Prompt: Write the data out again exactly, with no pictures.

Record set:
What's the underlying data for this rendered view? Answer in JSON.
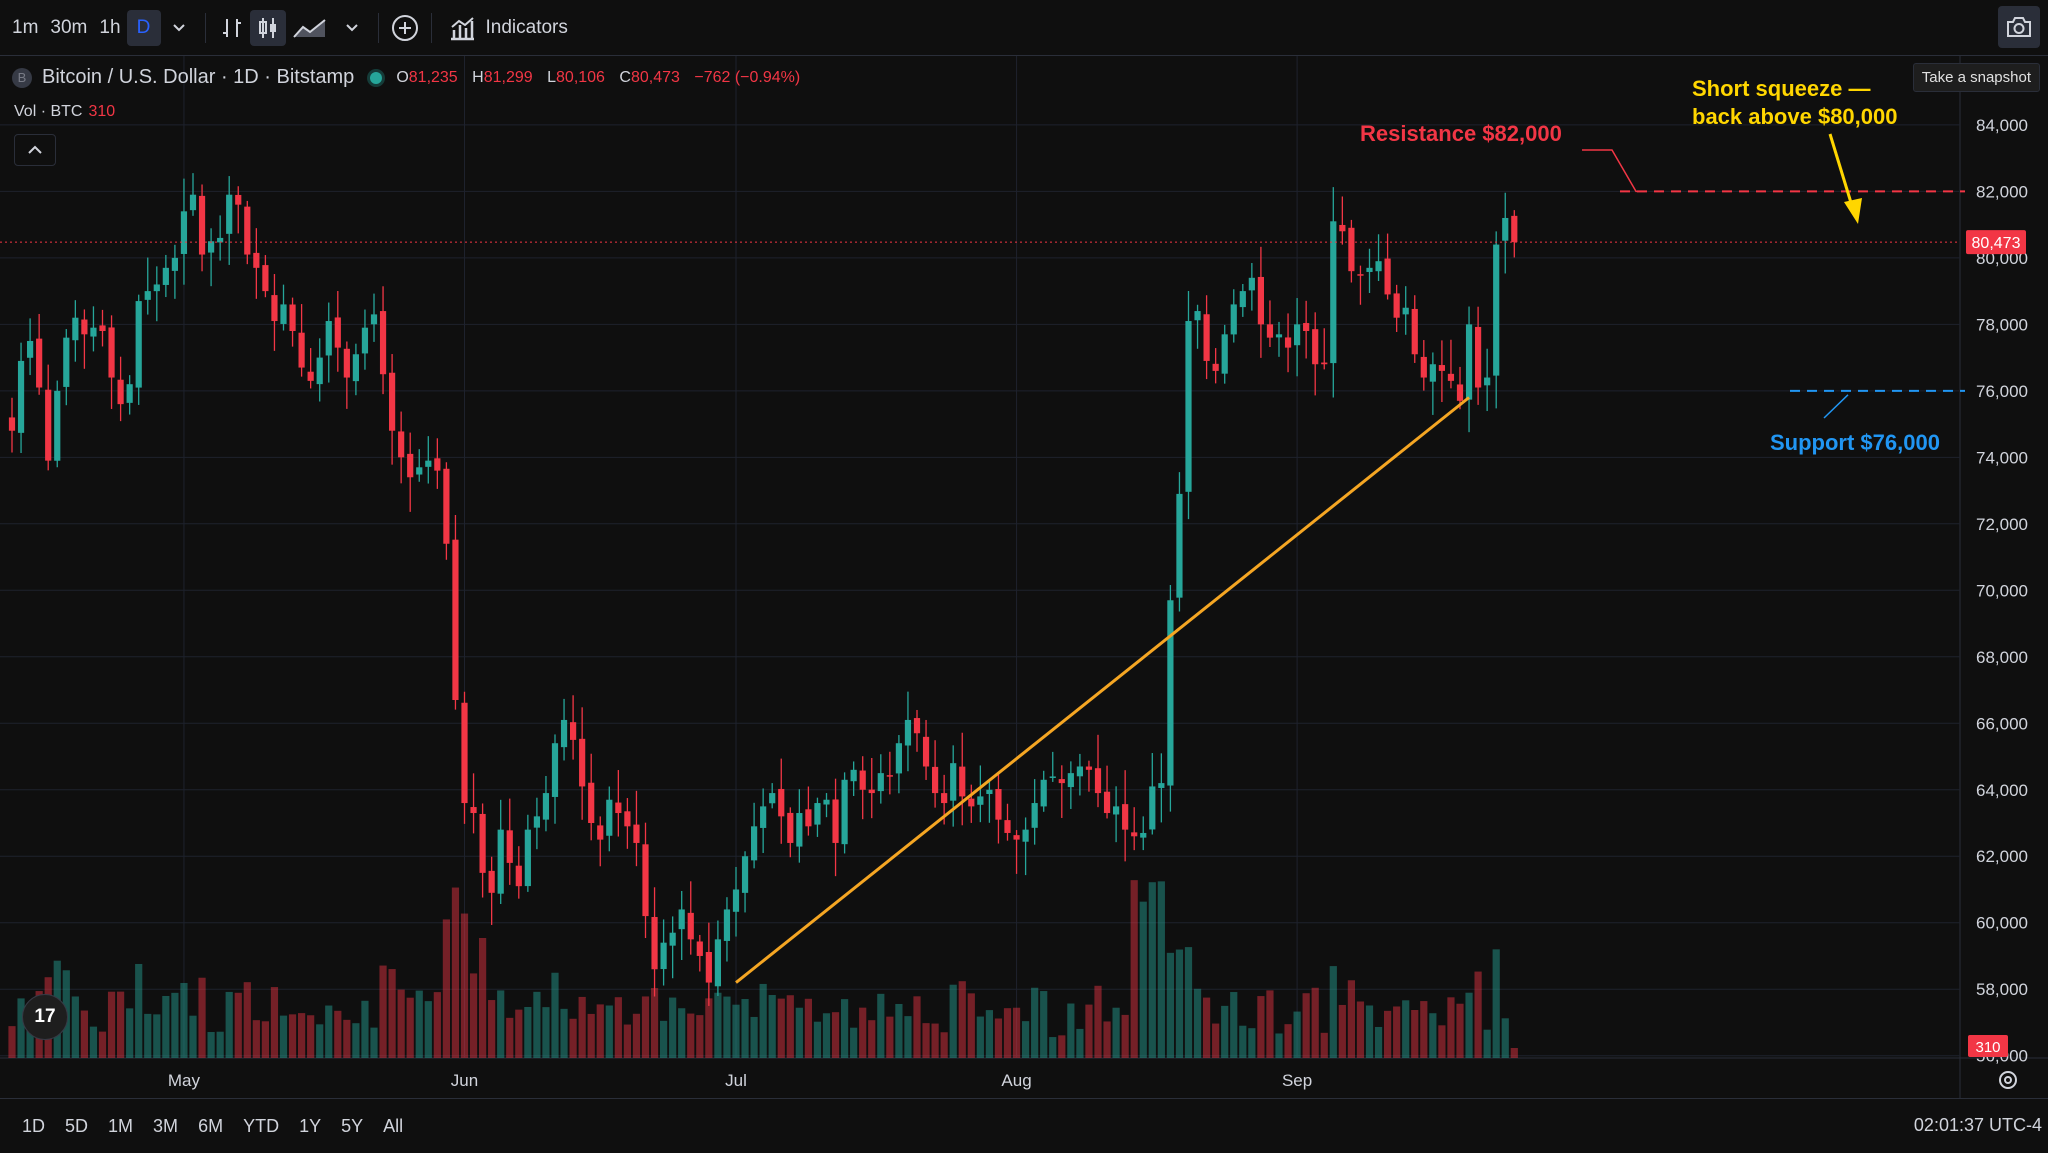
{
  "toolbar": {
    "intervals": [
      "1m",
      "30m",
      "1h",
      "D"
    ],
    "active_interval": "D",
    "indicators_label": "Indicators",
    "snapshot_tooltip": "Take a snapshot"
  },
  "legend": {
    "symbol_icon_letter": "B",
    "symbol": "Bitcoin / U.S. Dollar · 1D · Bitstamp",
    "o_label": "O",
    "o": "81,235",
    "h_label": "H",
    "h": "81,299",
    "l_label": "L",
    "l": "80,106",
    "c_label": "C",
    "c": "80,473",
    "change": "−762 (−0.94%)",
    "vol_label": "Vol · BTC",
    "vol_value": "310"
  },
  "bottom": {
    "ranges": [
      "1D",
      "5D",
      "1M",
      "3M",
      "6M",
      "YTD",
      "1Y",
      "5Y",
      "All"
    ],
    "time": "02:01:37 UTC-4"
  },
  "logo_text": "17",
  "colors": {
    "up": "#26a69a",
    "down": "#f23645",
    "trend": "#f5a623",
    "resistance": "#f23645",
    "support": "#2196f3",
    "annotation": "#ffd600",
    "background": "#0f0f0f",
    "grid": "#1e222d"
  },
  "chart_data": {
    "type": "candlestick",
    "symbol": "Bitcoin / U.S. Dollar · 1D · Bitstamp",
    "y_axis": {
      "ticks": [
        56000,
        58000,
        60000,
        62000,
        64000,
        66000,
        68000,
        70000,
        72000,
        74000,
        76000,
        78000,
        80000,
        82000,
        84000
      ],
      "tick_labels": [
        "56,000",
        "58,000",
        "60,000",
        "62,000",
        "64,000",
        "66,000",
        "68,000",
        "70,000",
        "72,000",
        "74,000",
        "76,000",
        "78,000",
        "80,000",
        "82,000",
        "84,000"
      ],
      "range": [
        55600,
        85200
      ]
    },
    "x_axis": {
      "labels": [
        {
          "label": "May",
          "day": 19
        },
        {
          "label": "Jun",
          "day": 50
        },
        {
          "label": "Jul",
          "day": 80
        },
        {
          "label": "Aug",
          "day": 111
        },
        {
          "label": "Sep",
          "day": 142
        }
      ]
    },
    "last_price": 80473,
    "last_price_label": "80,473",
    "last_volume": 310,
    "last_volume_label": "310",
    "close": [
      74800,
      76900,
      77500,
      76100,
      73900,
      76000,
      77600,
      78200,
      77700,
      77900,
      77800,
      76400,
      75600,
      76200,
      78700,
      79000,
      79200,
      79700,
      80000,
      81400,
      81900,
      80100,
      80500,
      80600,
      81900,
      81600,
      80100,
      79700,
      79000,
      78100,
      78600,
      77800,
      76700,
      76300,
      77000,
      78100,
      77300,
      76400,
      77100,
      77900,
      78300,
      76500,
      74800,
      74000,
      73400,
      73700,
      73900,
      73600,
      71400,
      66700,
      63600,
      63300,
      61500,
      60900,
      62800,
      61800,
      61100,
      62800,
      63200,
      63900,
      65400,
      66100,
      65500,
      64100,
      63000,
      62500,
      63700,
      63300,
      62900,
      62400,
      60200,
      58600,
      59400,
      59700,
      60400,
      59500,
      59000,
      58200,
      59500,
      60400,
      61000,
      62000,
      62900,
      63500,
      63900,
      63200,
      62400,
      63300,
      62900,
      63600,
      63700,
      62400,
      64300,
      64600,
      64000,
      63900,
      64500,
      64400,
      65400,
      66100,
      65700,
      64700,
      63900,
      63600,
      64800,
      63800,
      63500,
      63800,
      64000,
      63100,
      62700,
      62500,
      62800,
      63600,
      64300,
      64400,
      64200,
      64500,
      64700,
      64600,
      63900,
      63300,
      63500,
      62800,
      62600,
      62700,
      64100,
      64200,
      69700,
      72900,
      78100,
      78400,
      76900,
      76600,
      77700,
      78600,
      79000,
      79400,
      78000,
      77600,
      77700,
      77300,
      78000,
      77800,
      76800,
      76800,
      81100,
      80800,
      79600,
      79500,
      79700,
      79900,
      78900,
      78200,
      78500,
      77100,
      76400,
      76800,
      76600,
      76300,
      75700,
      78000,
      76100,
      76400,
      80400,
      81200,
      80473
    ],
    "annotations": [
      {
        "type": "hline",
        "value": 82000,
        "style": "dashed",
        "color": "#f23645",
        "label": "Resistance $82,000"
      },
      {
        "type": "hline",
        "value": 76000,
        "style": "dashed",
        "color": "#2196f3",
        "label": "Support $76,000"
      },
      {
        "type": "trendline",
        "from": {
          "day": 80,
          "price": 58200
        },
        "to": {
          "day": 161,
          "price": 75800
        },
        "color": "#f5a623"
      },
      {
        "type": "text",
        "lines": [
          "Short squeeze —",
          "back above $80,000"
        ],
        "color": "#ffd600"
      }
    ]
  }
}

Written reply:
What's the underlying data for this rendered view? Answer in JSON.
{
  "toolbar": {
    "intervals": [
      "1m",
      "30m",
      "1h",
      "D"
    ],
    "active_interval": "D",
    "indicators_label": "Indicators",
    "snapshot_tooltip": "Take a snapshot"
  },
  "legend": {
    "symbol_icon_letter": "B",
    "symbol": "Bitcoin / U.S. Dollar · 1D · Bitstamp",
    "o_label": "O",
    "o": "81,235",
    "h_label": "H",
    "h": "81,299",
    "l_label": "L",
    "l": "80,106",
    "c_label": "C",
    "c": "80,473",
    "change": "−762 (−0.94%)",
    "vol_label": "Vol · BTC",
    "vol_value": "310"
  },
  "bottom": {
    "ranges": [
      "1D",
      "5D",
      "1M",
      "3M",
      "6M",
      "YTD",
      "1Y",
      "5Y",
      "All"
    ],
    "time": "02:01:37 UTC-4"
  },
  "logo_text": "17",
  "colors": {
    "up": "#26a69a",
    "down": "#f23645",
    "trend": "#f5a623",
    "resistance": "#f23645",
    "support": "#2196f3",
    "annotation": "#ffd600",
    "background": "#0f0f0f",
    "grid": "#1e222d"
  },
  "chart_data": {
    "type": "candlestick",
    "symbol": "Bitcoin / U.S. Dollar · 1D · Bitstamp",
    "y_axis": {
      "ticks": [
        56000,
        58000,
        60000,
        62000,
        64000,
        66000,
        68000,
        70000,
        72000,
        74000,
        76000,
        78000,
        80000,
        82000,
        84000
      ],
      "tick_labels": [
        "56,000",
        "58,000",
        "60,000",
        "62,000",
        "64,000",
        "66,000",
        "68,000",
        "70,000",
        "72,000",
        "74,000",
        "76,000",
        "78,000",
        "80,000",
        "82,000",
        "84,000"
      ],
      "range": [
        55600,
        85200
      ]
    },
    "x_axis": {
      "labels": [
        {
          "label": "May",
          "day": 19
        },
        {
          "label": "Jun",
          "day": 50
        },
        {
          "label": "Jul",
          "day": 80
        },
        {
          "label": "Aug",
          "day": 111
        },
        {
          "label": "Sep",
          "day": 142
        }
      ]
    },
    "last_price": 80473,
    "last_price_label": "80,473",
    "last_volume": 310,
    "last_volume_label": "310",
    "close": [
      74800,
      76900,
      77500,
      76100,
      73900,
      76000,
      77600,
      78200,
      77700,
      77900,
      77800,
      76400,
      75600,
      76200,
      78700,
      79000,
      79200,
      79700,
      80000,
      81400,
      81900,
      80100,
      80500,
      80600,
      81900,
      81600,
      80100,
      79700,
      79000,
      78100,
      78600,
      77800,
      76700,
      76300,
      77000,
      78100,
      77300,
      76400,
      77100,
      77900,
      78300,
      76500,
      74800,
      74000,
      73400,
      73700,
      73900,
      73600,
      71400,
      66700,
      63600,
      63300,
      61500,
      60900,
      62800,
      61800,
      61100,
      62800,
      63200,
      63900,
      65400,
      66100,
      65500,
      64100,
      63000,
      62500,
      63700,
      63300,
      62900,
      62400,
      60200,
      58600,
      59400,
      59700,
      60400,
      59500,
      59000,
      58200,
      59500,
      60400,
      61000,
      62000,
      62900,
      63500,
      63900,
      63200,
      62400,
      63300,
      62900,
      63600,
      63700,
      62400,
      64300,
      64600,
      64000,
      63900,
      64500,
      64400,
      65400,
      66100,
      65700,
      64700,
      63900,
      63600,
      64800,
      63800,
      63500,
      63800,
      64000,
      63100,
      62700,
      62500,
      62800,
      63600,
      64300,
      64400,
      64200,
      64500,
      64700,
      64600,
      63900,
      63300,
      63500,
      62800,
      62600,
      62700,
      64100,
      64200,
      69700,
      72900,
      78100,
      78400,
      76900,
      76600,
      77700,
      78600,
      79000,
      79400,
      78000,
      77600,
      77700,
      77300,
      78000,
      77800,
      76800,
      76800,
      81100,
      80800,
      79600,
      79500,
      79700,
      79900,
      78900,
      78200,
      78500,
      77100,
      76400,
      76800,
      76600,
      76300,
      75700,
      78000,
      76100,
      76400,
      80400,
      81200,
      80473
    ],
    "annotations": [
      {
        "type": "hline",
        "value": 82000,
        "style": "dashed",
        "color": "#f23645",
        "label": "Resistance $82,000"
      },
      {
        "type": "hline",
        "value": 76000,
        "style": "dashed",
        "color": "#2196f3",
        "label": "Support $76,000"
      },
      {
        "type": "trendline",
        "from": {
          "day": 80,
          "price": 58200
        },
        "to": {
          "day": 161,
          "price": 75800
        },
        "color": "#f5a623"
      },
      {
        "type": "text",
        "lines": [
          "Short squeeze —",
          "back above $80,000"
        ],
        "color": "#ffd600"
      }
    ]
  }
}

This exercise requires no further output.